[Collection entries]

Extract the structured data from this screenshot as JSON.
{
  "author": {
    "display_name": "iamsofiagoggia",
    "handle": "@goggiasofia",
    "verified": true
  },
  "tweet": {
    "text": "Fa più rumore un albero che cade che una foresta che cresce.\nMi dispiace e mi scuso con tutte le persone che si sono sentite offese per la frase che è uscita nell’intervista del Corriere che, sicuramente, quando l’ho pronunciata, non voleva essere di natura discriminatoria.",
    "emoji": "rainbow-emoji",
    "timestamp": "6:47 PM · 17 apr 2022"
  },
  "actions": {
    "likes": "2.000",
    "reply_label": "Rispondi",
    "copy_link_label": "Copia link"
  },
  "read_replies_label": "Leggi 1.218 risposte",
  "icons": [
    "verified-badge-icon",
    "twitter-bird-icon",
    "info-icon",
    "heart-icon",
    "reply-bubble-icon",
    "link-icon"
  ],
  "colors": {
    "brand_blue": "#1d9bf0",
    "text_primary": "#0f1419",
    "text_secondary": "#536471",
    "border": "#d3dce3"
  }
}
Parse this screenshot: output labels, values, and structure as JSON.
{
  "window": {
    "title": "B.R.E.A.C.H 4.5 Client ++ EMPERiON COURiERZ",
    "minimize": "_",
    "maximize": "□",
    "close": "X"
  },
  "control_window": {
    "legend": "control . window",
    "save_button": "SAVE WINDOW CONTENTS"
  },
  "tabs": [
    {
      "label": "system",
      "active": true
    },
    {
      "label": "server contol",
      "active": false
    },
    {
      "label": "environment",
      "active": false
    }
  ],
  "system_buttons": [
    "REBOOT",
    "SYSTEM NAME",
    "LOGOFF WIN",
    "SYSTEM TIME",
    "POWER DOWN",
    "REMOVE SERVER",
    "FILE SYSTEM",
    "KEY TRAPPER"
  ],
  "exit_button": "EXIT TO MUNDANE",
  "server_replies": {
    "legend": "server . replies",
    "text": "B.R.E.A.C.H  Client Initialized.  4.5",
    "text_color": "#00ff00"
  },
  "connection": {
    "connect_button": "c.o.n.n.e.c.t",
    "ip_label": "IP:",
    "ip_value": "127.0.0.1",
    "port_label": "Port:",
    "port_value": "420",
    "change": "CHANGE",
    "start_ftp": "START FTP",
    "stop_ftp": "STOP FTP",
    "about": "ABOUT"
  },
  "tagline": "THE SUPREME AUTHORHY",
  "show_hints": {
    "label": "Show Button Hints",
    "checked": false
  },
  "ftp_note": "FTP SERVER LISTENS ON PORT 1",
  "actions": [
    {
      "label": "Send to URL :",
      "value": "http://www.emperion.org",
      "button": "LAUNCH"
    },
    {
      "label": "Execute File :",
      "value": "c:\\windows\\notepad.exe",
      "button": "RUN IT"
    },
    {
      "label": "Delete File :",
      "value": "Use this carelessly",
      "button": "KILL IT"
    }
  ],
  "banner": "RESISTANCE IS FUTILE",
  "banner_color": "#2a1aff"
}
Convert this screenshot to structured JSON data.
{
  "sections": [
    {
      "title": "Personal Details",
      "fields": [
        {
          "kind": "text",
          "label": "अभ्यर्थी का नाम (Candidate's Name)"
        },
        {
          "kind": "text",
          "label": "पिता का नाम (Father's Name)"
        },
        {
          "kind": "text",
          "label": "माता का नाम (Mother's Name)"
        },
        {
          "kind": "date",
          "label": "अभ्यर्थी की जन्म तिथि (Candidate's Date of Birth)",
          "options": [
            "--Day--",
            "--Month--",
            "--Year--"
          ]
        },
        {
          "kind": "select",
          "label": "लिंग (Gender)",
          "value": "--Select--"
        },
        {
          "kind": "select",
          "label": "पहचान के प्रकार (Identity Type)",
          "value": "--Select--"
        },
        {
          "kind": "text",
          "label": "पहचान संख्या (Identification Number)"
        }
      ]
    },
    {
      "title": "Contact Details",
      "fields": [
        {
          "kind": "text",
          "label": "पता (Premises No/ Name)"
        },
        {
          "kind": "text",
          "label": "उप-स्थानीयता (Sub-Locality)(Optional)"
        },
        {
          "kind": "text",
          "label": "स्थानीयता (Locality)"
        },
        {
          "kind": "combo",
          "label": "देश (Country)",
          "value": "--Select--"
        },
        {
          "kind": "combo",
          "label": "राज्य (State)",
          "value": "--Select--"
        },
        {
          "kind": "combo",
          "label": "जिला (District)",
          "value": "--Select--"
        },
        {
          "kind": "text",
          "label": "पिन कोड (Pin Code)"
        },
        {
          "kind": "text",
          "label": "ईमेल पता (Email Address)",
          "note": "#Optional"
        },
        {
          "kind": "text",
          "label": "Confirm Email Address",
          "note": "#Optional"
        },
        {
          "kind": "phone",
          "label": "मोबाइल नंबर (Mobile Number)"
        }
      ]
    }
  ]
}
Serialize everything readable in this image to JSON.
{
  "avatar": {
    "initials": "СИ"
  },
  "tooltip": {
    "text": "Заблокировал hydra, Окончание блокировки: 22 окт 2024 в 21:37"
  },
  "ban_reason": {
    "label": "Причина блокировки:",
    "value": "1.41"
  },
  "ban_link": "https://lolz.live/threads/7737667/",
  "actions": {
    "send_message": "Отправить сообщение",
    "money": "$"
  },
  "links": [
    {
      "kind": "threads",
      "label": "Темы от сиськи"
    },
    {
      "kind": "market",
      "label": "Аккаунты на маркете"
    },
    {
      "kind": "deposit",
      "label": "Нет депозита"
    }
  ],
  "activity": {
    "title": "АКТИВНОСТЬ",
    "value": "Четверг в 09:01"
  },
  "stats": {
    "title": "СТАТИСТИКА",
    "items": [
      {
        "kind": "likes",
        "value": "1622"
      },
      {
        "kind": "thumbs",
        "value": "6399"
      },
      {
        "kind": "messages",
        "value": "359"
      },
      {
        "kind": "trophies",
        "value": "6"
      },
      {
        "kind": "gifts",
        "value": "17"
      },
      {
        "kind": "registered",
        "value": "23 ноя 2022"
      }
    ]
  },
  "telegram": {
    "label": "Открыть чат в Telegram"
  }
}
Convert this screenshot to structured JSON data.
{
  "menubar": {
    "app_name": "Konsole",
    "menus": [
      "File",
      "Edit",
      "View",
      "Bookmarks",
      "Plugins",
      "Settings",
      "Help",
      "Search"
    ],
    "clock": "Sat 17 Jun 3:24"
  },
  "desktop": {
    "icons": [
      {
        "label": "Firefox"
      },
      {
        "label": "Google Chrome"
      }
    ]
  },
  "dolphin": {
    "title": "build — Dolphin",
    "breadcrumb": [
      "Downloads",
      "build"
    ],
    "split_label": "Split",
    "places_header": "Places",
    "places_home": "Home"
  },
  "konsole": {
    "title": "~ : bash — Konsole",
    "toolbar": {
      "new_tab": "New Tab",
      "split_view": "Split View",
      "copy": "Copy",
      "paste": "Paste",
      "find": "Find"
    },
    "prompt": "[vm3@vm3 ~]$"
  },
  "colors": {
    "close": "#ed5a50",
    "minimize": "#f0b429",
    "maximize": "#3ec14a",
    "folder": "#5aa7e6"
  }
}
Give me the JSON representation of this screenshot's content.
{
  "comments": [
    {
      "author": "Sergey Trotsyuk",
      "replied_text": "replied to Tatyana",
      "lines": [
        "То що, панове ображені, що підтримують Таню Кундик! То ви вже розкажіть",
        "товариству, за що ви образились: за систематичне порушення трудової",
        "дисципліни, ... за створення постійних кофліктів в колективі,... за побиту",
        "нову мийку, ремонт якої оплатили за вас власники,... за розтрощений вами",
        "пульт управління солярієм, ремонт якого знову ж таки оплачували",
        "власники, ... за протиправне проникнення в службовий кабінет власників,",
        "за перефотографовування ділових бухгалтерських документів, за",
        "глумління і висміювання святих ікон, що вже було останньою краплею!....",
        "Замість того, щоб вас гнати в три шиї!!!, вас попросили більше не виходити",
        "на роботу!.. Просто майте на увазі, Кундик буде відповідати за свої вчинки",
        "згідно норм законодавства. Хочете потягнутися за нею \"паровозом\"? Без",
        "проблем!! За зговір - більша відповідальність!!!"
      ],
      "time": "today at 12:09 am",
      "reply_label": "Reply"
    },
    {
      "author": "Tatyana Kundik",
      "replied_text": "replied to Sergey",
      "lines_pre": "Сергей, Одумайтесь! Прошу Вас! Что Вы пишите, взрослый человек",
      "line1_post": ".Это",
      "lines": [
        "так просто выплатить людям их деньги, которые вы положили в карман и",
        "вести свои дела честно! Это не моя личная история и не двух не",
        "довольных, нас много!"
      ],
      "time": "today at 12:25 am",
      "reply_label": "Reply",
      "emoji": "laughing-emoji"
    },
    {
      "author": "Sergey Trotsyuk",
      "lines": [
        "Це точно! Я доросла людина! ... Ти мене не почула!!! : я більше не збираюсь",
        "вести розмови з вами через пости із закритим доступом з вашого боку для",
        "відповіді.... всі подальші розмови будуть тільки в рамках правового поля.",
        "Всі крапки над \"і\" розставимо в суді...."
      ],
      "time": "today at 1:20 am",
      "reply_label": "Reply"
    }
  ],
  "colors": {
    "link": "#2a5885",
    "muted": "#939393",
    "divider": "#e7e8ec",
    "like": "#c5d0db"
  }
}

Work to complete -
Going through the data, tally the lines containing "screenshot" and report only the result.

Answer below -
5